There are some records that can be likened to a virus. Once the notes enter your ear, they attach themselves to and subsequently inject its DNA into each of your cells and before you know it, you’re infected. Pinnick, Gales, & Pridgen are a super trio consisting of:
• dUg Pinnick - Bass and Vocals (King's X)
• Eric Gales - Guitar and Vocals (Eric Gales Band, Lauryn Hill)
• Thomas Pridgen - Drums (ex Mars Volta)
Who with the release of their self-titled debut have made a strikingly virulent album certain to penetrate any preconceived notions of progressive rock you may hold and infect your very soul. The three men mesh in a way so few supergroups do (*cough* Atoms for Peace.. *cough*) to the point where if you found out they were all brothers playing together for 30+ years you wouldn’t bat an eye.
This is an “old-school” rock record from start to finish. Pinnick, Gales, & Pridgen
artfully combines progressive rock, progressive soul, blues, among many others in a fusion of sound that can’t be called innovative but can definitely be labeled as fresh. The main contributor to this feeling is the lefty virtuoso Eric Gales who displays exemplary skill and writing ability in his instrument as well as his voice. The guitar tone and playing style immediately brings comparison to greats like Jimi Hendrix or Slash.
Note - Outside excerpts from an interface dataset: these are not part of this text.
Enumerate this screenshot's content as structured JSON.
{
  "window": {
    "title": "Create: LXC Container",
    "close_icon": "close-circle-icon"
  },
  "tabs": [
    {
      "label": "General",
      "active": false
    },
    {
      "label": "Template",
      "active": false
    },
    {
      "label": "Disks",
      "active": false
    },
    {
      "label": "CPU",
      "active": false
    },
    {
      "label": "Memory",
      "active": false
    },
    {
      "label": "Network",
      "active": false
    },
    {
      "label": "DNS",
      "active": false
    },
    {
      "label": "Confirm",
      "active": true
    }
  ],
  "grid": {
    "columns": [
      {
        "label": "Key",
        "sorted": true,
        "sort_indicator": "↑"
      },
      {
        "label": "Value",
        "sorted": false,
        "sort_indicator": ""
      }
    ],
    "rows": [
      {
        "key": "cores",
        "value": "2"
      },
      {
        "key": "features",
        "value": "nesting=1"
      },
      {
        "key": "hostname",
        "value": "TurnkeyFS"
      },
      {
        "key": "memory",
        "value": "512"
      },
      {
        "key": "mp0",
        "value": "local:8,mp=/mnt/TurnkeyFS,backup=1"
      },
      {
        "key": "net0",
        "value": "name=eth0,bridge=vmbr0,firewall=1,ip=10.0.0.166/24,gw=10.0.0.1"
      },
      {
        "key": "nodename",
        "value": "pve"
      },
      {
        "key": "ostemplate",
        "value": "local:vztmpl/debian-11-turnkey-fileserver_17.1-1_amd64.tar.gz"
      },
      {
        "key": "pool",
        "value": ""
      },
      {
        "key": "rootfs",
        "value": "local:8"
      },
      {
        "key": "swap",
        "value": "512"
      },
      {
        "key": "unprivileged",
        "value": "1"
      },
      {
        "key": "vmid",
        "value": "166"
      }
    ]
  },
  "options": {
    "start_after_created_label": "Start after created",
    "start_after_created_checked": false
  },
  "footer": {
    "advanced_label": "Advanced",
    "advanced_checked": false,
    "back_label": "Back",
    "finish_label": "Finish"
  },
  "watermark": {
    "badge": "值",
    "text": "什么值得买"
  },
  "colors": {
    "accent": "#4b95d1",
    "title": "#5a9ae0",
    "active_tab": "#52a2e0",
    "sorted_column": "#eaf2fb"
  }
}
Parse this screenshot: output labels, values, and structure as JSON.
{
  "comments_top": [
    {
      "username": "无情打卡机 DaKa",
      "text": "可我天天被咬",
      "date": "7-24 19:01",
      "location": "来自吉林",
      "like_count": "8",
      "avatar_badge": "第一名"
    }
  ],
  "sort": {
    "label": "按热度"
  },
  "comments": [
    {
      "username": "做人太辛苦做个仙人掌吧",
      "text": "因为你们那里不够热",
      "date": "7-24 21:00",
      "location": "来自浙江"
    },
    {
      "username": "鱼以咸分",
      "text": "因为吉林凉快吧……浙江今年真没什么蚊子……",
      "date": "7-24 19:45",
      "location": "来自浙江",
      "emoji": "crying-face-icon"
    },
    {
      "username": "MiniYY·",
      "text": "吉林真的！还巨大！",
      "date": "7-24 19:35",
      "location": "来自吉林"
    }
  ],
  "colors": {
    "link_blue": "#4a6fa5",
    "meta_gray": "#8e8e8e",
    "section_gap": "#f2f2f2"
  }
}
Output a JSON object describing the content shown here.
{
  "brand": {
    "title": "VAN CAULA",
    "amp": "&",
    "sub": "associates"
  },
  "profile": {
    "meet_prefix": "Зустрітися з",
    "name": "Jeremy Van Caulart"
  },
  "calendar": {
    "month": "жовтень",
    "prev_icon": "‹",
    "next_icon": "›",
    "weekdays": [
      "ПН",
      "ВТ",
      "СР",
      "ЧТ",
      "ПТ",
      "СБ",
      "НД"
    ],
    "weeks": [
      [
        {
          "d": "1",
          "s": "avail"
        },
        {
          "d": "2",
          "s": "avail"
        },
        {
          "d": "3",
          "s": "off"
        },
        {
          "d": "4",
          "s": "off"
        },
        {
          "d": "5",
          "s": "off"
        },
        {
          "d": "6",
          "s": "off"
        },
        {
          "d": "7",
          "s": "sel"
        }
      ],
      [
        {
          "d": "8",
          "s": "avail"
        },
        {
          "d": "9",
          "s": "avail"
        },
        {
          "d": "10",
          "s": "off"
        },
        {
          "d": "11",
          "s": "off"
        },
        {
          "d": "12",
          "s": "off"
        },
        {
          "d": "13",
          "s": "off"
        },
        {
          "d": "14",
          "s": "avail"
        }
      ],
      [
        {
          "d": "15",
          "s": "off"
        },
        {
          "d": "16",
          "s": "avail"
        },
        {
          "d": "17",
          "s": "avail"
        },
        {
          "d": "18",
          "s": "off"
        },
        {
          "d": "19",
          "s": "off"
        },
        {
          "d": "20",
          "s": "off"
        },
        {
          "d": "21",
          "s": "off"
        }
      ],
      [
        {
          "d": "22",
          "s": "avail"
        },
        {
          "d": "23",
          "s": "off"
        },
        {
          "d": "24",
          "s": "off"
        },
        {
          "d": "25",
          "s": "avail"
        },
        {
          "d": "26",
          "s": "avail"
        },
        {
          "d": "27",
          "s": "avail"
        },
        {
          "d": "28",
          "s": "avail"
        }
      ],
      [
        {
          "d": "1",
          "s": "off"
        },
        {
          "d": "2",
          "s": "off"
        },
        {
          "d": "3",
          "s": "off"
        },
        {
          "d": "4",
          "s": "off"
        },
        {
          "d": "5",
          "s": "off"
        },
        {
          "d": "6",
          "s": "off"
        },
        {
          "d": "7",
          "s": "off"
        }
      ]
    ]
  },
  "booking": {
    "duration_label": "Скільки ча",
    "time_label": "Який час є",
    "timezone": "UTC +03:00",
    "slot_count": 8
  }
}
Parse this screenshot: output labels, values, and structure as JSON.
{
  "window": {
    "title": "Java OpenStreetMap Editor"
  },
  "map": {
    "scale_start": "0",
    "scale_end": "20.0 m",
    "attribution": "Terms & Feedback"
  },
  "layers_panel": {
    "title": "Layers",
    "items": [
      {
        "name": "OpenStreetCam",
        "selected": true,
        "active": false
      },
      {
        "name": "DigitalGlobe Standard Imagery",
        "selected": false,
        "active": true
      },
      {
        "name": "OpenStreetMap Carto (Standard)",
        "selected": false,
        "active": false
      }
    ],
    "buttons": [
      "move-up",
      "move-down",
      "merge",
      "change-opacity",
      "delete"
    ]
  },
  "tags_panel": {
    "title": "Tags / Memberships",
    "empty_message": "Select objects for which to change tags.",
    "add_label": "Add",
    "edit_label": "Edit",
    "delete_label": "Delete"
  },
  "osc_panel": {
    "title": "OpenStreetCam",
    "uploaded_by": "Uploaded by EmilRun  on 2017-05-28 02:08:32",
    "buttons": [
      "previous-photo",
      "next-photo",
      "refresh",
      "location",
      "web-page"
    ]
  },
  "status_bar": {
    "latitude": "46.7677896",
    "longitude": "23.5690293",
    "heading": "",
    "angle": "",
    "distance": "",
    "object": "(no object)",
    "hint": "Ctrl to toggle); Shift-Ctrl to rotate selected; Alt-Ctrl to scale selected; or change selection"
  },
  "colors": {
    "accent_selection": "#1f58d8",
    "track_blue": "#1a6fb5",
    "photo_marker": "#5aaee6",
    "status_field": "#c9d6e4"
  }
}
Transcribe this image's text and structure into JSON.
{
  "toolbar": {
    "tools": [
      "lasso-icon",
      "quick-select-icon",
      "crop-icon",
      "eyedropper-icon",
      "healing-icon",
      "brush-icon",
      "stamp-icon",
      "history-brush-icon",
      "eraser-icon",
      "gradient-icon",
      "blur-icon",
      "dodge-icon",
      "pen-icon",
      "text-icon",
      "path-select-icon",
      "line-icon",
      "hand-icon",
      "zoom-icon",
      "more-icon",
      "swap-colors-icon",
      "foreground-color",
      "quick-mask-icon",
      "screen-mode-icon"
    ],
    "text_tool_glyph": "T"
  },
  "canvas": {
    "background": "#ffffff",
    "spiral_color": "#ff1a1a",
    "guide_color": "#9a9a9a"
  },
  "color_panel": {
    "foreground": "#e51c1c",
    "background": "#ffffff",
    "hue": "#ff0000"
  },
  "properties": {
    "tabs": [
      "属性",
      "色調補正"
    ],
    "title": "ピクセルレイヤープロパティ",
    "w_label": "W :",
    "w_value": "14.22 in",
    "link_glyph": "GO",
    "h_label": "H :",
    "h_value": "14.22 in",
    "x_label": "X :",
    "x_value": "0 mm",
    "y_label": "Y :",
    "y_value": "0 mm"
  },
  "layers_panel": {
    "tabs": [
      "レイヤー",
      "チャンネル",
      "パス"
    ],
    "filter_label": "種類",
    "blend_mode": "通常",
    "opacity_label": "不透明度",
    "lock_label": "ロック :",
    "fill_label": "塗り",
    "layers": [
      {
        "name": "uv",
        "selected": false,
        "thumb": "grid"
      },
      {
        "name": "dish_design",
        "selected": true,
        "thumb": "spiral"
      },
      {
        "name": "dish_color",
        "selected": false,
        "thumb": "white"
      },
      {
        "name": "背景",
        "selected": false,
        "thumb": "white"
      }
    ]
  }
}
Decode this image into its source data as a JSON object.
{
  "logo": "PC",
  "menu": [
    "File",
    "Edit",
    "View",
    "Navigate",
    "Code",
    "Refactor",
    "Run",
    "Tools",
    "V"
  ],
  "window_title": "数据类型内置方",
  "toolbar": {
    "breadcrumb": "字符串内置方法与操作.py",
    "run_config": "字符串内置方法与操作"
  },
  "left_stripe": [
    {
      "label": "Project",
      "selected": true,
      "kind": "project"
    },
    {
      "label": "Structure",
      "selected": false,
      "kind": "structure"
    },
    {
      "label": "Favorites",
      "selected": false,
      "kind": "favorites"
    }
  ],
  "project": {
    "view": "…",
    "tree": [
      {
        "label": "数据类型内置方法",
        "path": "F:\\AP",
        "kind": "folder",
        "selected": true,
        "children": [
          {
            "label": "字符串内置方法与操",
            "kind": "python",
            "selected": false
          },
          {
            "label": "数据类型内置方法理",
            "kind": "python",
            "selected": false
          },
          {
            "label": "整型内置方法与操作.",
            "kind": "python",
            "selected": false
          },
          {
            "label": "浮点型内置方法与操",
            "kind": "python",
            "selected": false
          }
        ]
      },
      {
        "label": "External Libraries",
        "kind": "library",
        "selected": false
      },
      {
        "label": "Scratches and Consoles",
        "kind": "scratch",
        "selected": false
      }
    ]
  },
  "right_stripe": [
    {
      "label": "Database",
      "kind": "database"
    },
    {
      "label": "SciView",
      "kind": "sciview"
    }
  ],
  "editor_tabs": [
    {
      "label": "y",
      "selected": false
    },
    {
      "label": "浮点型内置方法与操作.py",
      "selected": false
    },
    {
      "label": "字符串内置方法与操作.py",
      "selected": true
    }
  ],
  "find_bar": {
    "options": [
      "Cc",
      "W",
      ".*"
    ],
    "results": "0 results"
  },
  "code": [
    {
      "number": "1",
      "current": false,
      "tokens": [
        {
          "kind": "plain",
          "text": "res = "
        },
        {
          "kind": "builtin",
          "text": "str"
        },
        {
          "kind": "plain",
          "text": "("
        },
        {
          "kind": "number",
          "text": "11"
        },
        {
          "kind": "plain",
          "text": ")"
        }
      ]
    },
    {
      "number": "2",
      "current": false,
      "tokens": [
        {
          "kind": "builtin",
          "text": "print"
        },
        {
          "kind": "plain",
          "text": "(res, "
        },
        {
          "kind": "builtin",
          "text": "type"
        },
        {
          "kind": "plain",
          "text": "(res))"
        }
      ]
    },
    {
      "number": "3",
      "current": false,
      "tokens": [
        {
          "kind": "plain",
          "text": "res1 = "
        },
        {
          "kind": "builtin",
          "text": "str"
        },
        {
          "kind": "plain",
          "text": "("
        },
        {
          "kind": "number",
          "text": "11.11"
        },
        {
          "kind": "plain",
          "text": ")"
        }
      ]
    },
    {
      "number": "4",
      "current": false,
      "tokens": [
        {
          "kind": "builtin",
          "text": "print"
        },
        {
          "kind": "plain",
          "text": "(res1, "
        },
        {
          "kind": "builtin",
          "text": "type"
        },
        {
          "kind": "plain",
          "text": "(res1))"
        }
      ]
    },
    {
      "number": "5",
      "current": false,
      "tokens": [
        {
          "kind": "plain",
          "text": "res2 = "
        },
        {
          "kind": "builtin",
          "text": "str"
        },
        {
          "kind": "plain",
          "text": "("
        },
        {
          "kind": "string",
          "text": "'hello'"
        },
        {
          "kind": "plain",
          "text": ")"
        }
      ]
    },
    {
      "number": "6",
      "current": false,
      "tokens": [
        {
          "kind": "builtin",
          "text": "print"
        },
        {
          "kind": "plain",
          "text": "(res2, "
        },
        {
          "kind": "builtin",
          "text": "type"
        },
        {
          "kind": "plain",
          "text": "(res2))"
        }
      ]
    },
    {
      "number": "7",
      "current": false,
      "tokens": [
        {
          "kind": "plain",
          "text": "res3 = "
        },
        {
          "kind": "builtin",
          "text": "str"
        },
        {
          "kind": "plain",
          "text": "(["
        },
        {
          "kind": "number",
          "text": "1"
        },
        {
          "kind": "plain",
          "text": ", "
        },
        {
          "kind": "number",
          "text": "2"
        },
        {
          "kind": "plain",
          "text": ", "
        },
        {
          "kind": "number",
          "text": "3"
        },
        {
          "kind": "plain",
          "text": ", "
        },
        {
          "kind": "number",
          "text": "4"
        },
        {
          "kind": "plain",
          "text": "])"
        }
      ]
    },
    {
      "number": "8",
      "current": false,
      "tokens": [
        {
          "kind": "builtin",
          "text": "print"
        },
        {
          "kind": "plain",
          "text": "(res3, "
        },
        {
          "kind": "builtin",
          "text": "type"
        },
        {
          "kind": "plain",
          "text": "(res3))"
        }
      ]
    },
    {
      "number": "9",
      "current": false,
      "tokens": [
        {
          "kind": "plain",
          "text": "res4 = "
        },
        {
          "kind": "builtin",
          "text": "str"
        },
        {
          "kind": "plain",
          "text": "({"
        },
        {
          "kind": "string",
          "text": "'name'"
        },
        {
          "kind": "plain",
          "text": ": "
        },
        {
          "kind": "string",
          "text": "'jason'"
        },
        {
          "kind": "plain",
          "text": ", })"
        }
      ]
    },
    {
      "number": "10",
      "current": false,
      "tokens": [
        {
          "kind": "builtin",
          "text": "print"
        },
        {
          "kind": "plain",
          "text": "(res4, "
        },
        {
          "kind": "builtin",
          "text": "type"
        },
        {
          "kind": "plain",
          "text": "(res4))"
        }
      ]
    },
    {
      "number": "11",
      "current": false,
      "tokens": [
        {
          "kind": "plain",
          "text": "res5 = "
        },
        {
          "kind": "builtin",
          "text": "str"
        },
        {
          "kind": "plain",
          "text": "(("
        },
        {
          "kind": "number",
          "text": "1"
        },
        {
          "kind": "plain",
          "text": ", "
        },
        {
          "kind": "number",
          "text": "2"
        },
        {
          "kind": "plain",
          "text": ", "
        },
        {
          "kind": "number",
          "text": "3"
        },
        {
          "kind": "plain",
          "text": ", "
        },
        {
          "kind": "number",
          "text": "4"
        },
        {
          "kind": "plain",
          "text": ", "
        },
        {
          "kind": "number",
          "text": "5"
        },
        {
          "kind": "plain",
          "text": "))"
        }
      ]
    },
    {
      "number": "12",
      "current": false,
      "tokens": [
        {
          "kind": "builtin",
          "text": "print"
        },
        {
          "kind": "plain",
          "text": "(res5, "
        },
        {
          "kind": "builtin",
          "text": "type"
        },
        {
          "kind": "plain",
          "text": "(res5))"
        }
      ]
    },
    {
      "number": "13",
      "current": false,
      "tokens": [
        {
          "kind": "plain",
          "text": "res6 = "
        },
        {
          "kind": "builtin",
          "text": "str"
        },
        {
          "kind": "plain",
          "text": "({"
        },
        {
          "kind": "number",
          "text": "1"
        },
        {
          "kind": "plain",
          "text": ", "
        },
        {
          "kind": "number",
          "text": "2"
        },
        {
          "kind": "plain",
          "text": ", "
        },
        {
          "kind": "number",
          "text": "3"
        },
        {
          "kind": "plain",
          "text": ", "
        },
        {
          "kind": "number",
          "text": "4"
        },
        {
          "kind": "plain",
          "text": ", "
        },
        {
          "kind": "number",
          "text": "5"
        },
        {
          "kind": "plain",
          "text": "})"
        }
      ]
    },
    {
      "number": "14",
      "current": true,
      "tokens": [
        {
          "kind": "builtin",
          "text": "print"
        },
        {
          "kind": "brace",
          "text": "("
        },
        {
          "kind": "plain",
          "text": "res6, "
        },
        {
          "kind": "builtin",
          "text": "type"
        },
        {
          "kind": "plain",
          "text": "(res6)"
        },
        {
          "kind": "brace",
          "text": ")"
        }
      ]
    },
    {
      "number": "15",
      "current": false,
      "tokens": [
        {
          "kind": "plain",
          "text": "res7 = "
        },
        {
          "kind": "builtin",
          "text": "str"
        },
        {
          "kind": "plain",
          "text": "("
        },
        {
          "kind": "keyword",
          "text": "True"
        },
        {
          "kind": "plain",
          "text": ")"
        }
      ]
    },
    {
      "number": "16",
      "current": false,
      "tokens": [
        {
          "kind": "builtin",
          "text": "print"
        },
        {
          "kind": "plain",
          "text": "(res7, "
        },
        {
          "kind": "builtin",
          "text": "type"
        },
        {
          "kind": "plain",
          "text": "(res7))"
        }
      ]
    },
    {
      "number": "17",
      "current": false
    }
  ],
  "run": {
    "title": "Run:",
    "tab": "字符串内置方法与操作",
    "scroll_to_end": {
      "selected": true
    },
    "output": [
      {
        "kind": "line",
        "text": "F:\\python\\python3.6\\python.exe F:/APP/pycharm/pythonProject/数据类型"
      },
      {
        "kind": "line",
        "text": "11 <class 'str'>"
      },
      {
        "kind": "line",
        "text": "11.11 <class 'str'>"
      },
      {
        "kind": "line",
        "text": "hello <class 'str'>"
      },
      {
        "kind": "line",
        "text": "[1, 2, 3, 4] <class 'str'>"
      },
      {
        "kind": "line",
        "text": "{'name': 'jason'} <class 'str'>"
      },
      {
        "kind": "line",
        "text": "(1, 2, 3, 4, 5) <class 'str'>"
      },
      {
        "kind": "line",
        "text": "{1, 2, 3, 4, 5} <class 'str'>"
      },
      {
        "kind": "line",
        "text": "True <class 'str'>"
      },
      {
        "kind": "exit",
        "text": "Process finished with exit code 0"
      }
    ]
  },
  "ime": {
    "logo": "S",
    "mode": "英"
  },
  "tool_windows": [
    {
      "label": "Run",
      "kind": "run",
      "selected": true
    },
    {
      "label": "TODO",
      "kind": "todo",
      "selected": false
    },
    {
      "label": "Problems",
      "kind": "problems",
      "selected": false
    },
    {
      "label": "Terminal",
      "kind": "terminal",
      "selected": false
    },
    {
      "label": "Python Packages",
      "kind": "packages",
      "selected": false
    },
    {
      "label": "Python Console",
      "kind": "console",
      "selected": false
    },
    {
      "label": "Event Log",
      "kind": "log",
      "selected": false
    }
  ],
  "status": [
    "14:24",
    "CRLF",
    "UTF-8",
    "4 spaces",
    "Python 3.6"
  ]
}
Fantastic riffs and tasteful, intricate solos are his calling card through Pinnick, Gales, & Pridgen
and they’re used freely and without restraint. Pinnick’s bass is no mere background instrument either. He dances adroitly with Gales each playing essentially the lead instrument in the record. While he doesn’t exactly display outright technical wizardry (like he no doubt can provide), his instrument is more than viable and best of all just as audible as the guitar. The drumming on the other hand is the primary thing keeping this album from crossing the blurred line of a 70’s throwback album. Pridgen’s time with the dual dictatorship of Omar and Cedric has culminated in a varied and technical style which he supplements with a bluesy/jazzy edge which fits in with this fusion of rock extremely well.
At many points throughout the album, the band really piles on the groove. Songs like the single, “Hang On, Big Brother “and “Angels and Aliens” show that there’s more to being aggressive then screaming and blast beats while the disturbingly attractive riffs of “Greatest Love” or the succulently meaty “Lascivious” have groove practically dripping off the bone. Gales vocals seat themselves in the deep end of cool. Much of the soul present in Pinnick, Gales, & Pridgen
are belted in the low baritone of his voice that would make B.B King proud. The progressive styling of Pinnick, Gales, & Pridgen
also serves in creating a cohesive experience for the listener. There is a vintage aura that permeates and gives the album a different kind of fun factor most others plainly don’t have. There is also a strange, warped feeling of déja vu emanated as while the feeling of hearing this music before is present, there’s something about the way it’s arranged, the way it’s delivered, the way it just rocks
that holds attention. That’s the infection.
Pinnick, Gales, & Pridgen
is a mammoth example of vintage progressive bliss. The amalgamation of blues, soul, rock, hell, even psychadelia creates one of the best super group debuts in recent memory. Describing this record as doing anything but rocking
would be an insult to the sound captured by these three. One listen to the trio’s cover of Cream’s “Sunshine Of Your Love”, will be all one need to hear to know the that this better not be a onetime thing. Fans of no frills rock-n-roll and progressive music would be hard-pressed to find many things wrong with Pinnick, Gales, & Pridgen
. They’ll be too consumed by the infection to do so anyway.